Acts 18:27-19:6 on recto side in Papyrus 38, written about AD 250.
|Book||Acts of the Apostles|
|Bible part||New Testament|
|Order in the Bible part||5|
Acts 18 is the eighteenth chapter of the Acts of the Apostles in the New Testament of the Christian Bible. It records the second missionary journey of Paul, together with Silas and Timothy, and the beginning of the third missionary journey. The book containing this chapter is anonymous, but early Christian tradition uniformly affirmed that Luke composed this book as well as the Gospel of Luke.
- Papyrus 38 (ca. AD 250)
- Codex Vaticanus (AD 325-350)
- Codex Sinaiticus (AD 330-360)
- Codex Bezae (ca. AD 400)
- Codex Alexandrinus (ca. AD 400-440)
- Codex Laudianus (ca. AD 550)
This chapter mentions the following places (in order of appearance):
This chapter can be grouped:
- Acts 18:1-17 = Ministering at Corinth
- Acts 18:18-23 = Paul Returns to Antioch
- Acts 18:24-28 = Ministry of Apollos
Paul travelled from Athens to Corinth, a distance of about 82km on modern roads.
- When Silas and Timothy had come from Macedonia, Paul was compelled by the Spirit, and testified to the Jews that Jesus is the Christ.
- When Gallio was proconsul of Achaia, the Jews with one accord rose up against Paul and brought him to the judgment seat,

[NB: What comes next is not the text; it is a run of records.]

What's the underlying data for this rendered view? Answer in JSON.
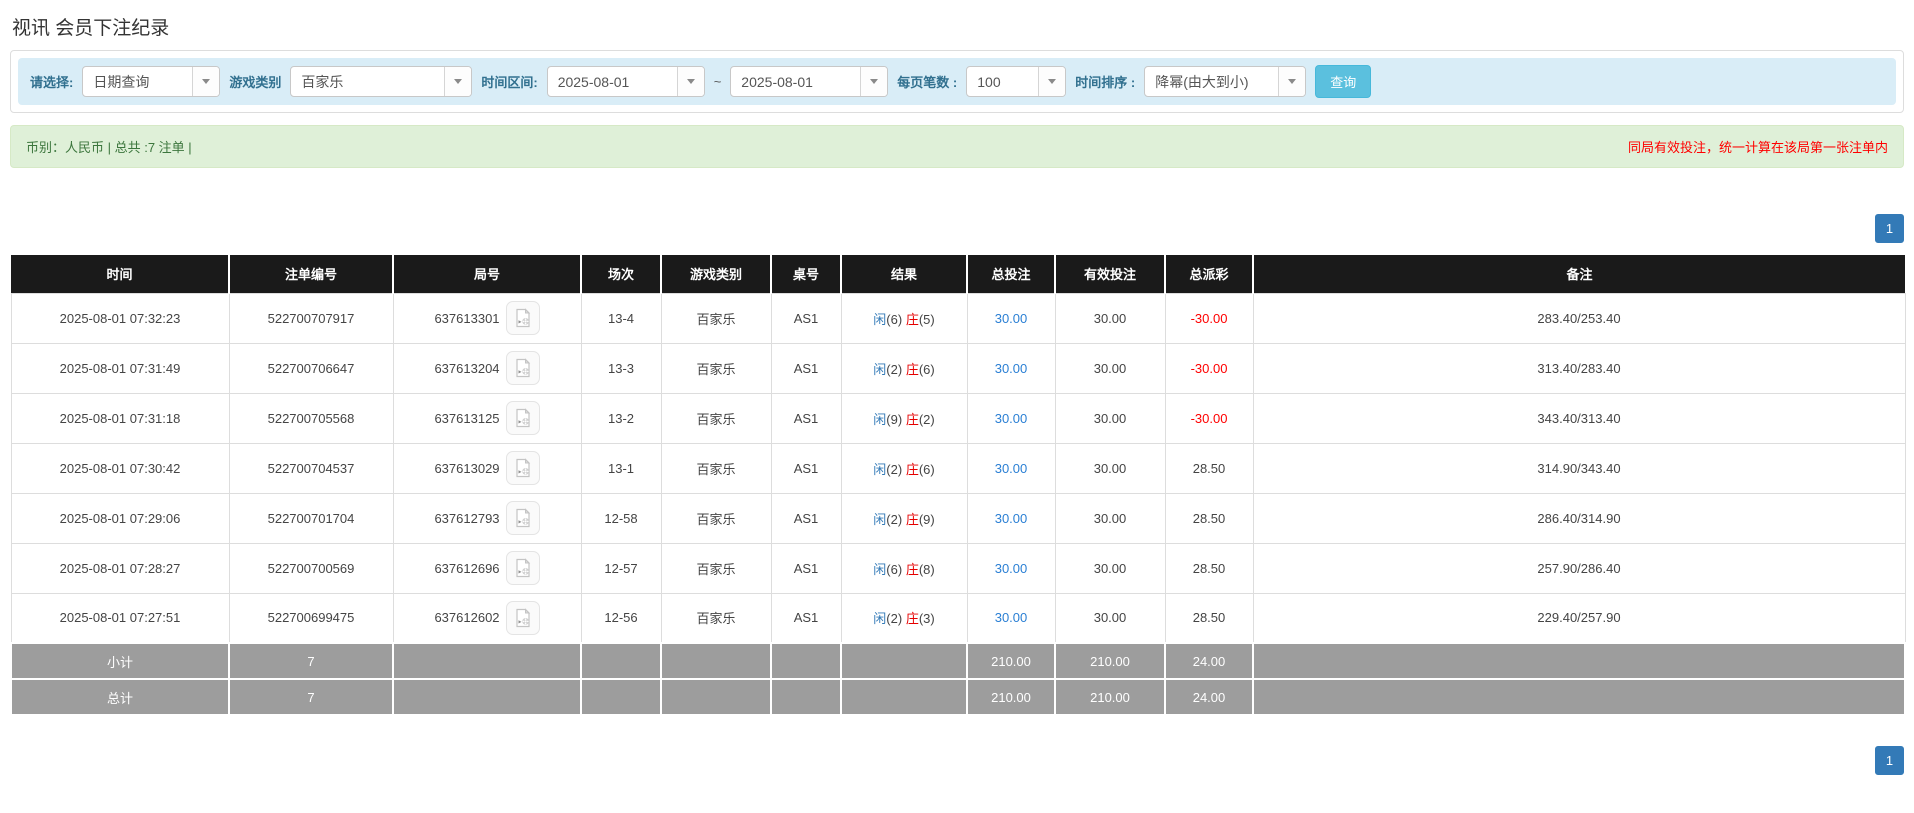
{
  "page": {
    "title": "视讯 会员下注纪录"
  },
  "colors": {
    "accent_blue": "#337ab7",
    "search_button": "#5bc0de",
    "filter_bar_bg": "#d9edf7",
    "summary_bg": "#dff0d8",
    "summary_text": "#3c763d",
    "warning_red": "#ff0000",
    "header_black": "#1a1a1a",
    "sum_row_gray": "#9d9d9d"
  },
  "filters": {
    "select_label": "请选择:",
    "select_value": "日期查询",
    "game_type_label": "游戏类别",
    "game_type_value": "百家乐",
    "time_range_label": "时间区间:",
    "date_from": "2025-08-01",
    "range_separator": "~",
    "date_to": "2025-08-01",
    "page_size_label": "每页笔数 :",
    "page_size_value": "100",
    "sort_label": "时间排序 :",
    "sort_value": "降幂(由大到小)",
    "search_button": "查询"
  },
  "summary": {
    "left": "币别：人民币 | 总共 :7 注单 |",
    "right": "同局有效投注，统一计算在该局第一张注单内"
  },
  "pagination": {
    "page": "1"
  },
  "table": {
    "headers": [
      "时间",
      "注单编号",
      "局号",
      "场次",
      "游戏类别",
      "桌号",
      "结果",
      "总投注",
      "有效投注",
      "总派彩",
      "备注"
    ],
    "rows": [
      {
        "time": "2025-08-01 07:32:23",
        "bet_id": "522700707917",
        "round_id": "637613301",
        "session": "13-4",
        "game": "百家乐",
        "table_no": "AS1",
        "result": {
          "player": "闲",
          "player_n": "(6)",
          "banker": "庄",
          "banker_n": "(5)"
        },
        "total_bet": "30.00",
        "valid_bet": "30.00",
        "payout": "-30.00",
        "remark": "283.40/253.40"
      },
      {
        "time": "2025-08-01 07:31:49",
        "bet_id": "522700706647",
        "round_id": "637613204",
        "session": "13-3",
        "game": "百家乐",
        "table_no": "AS1",
        "result": {
          "player": "闲",
          "player_n": "(2)",
          "banker": "庄",
          "banker_n": "(6)"
        },
        "total_bet": "30.00",
        "valid_bet": "30.00",
        "payout": "-30.00",
        "remark": "313.40/283.40"
      },
      {
        "time": "2025-08-01 07:31:18",
        "bet_id": "522700705568",
        "round_id": "637613125",
        "session": "13-2",
        "game": "百家乐",
        "table_no": "AS1",
        "result": {
          "player": "闲",
          "player_n": "(9)",
          "banker": "庄",
          "banker_n": "(2)"
        },
        "total_bet": "30.00",
        "valid_bet": "30.00",
        "payout": "-30.00",
        "remark": "343.40/313.40"
      },
      {
        "time": "2025-08-01 07:30:42",
        "bet_id": "522700704537",
        "round_id": "637613029",
        "session": "13-1",
        "game": "百家乐",
        "table_no": "AS1",
        "result": {
          "player": "闲",
          "player_n": "(2)",
          "banker": "庄",
          "banker_n": "(6)"
        },
        "total_bet": "30.00",
        "valid_bet": "30.00",
        "payout": "28.50",
        "remark": "314.90/343.40"
      },
      {
        "time": "2025-08-01 07:29:06",
        "bet_id": "522700701704",
        "round_id": "637612793",
        "session": "12-58",
        "game": "百家乐",
        "table_no": "AS1",
        "result": {
          "player": "闲",
          "player_n": "(2)",
          "banker": "庄",
          "banker_n": "(9)"
        },
        "total_bet": "30.00",
        "valid_bet": "30.00",
        "payout": "28.50",
        "remark": "286.40/314.90"
      },
      {
        "time": "2025-08-01 07:28:27",
        "bet_id": "522700700569",
        "round_id": "637612696",
        "session": "12-57",
        "game": "百家乐",
        "table_no": "AS1",
        "result": {
          "player": "闲",
          "player_n": "(6)",
          "banker": "庄",
          "banker_n": "(8)"
        },
        "total_bet": "30.00",
        "valid_bet": "30.00",
        "payout": "28.50",
        "remark": "257.90/286.40"
      },
      {
        "time": "2025-08-01 07:27:51",
        "bet_id": "522700699475",
        "round_id": "637612602",
        "session": "12-56",
        "game": "百家乐",
        "table_no": "AS1",
        "result": {
          "player": "闲",
          "player_n": "(2)",
          "banker": "庄",
          "banker_n": "(3)"
        },
        "total_bet": "30.00",
        "valid_bet": "30.00",
        "payout": "28.50",
        "remark": "229.40/257.90"
      }
    ],
    "subtotal": {
      "label": "小计",
      "count": "7",
      "total_bet": "210.00",
      "valid_bet": "210.00",
      "payout": "24.00"
    },
    "total": {
      "label": "总计",
      "count": "7",
      "total_bet": "210.00",
      "valid_bet": "210.00",
      "payout": "24.00"
    }
  }
}
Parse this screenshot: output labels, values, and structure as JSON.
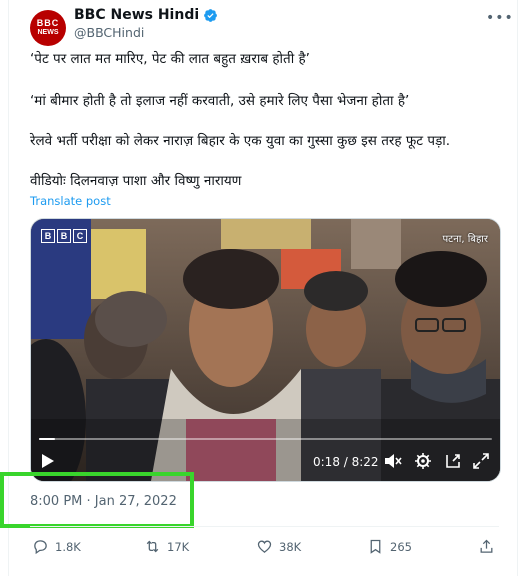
{
  "account": {
    "display_name": "BBC News Hindi",
    "handle": "@BBCHindi",
    "avatar_top": "BBC",
    "avatar_bottom": "NEWS",
    "verified": true,
    "more_glyph": "•••"
  },
  "post": {
    "line1": "‘पेट पर लात मत मारिए, पेट की लात बहुत ख़राब होती है’",
    "line2": "‘मां बीमार होती है तो इलाज नहीं करवाती, उसे हमारे लिए पैसा भेजना होता है’",
    "line3": "रेलवे भर्ती परीक्षा को लेकर नाराज़ बिहार के एक युवा का गुस्सा कुछ इस तरह फूट पड़ा.",
    "line4": "वीडियोः दिलनवाज़ पाशा और विष्णु नारायण",
    "translate_label": "Translate post"
  },
  "video": {
    "watermark": [
      "B",
      "B",
      "C"
    ],
    "location": "पटना, बिहार",
    "time_readout": "0:18 / 8:22",
    "progress_fraction": 0.036
  },
  "timestamp": "8:00 PM · Jan 27, 2022",
  "actions": {
    "replies": "1.8K",
    "reposts": "17K",
    "likes": "38K",
    "bookmarks": "265"
  },
  "colors": {
    "accent": "#1d9bf0",
    "highlight_border": "#39d52c",
    "brand": "#b80000"
  }
}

Lucius Junius Gallio Annaeanus or Gallio was a Roman senator and brother of famous writer Seneca. According to this chapter, he dismissed the charge brought by the Jews against the Apostle Paul. (Acts 18:12-17) His behaviour on this occasion ("but Gallio cared for none of these things", v. 17) showed his disregard for Jewish sensitivities, and also the impartial attitude of Roman officials towards Christianity in its early days. Gallio's tenure can be fairly accurately dated to between 51-52 AD. The reference to proconsul Gallio in the Delphi Inscription, or Gallio Inscription (IG, VII, 1676; SIG, II, 801d; AD 52) provides an important marker for developing a chronology of the life of Apostle Paul by relating it to the trial of Paul in Achaea mentioned in this chapter. Therefore, the events of Acts 18 can be dated to this period. This is significant because it is the most accurately known date in the life of Paul.
- So Paul still remained a good while. Then he took leave of the brethren and sailed for Syria, and Priscilla and Aquila were with him. He had his hair cut off at Cenchrea, for he had taken a vow.
- Halley, Henry H. Halley's Bible Handbook: an abbreviated Bible commentary. 23rd edition. Zondervan Publishing House. 1962.
- Holman Illustrated Bible Handbook. Holman Bible Publishers, Nashville, Tennessee. 2012.
- John Arthur Thomas Robinson (1919-1983), "Redating the New Testament", Westminster Press, 1976. 369 pages. ISBN ISBN 978-1-57910-527-3
- Acts 18:5
- Acts 18:12
- John Drane,"An Introduction to the Bible",Lion, 1990, p.634-635
- The Gallio Inscription at http://users.wfu.edu
- A. Köstenberger, The Cradle, the Cross, and the Crown: An Introduction to the New Testament, 2009 ISBN 978-0-8054-4365-3 page 400
- The Cambridge Companion to St Paul by James D. G. Dunn (Nov 10, 2003) Cambridge Univ Press ISBN 0521786940 page 20
- Pauline Chronology: His Life and Missionary Work, from Catholic Resources by Felix Just, S.J.
- Acts 18:18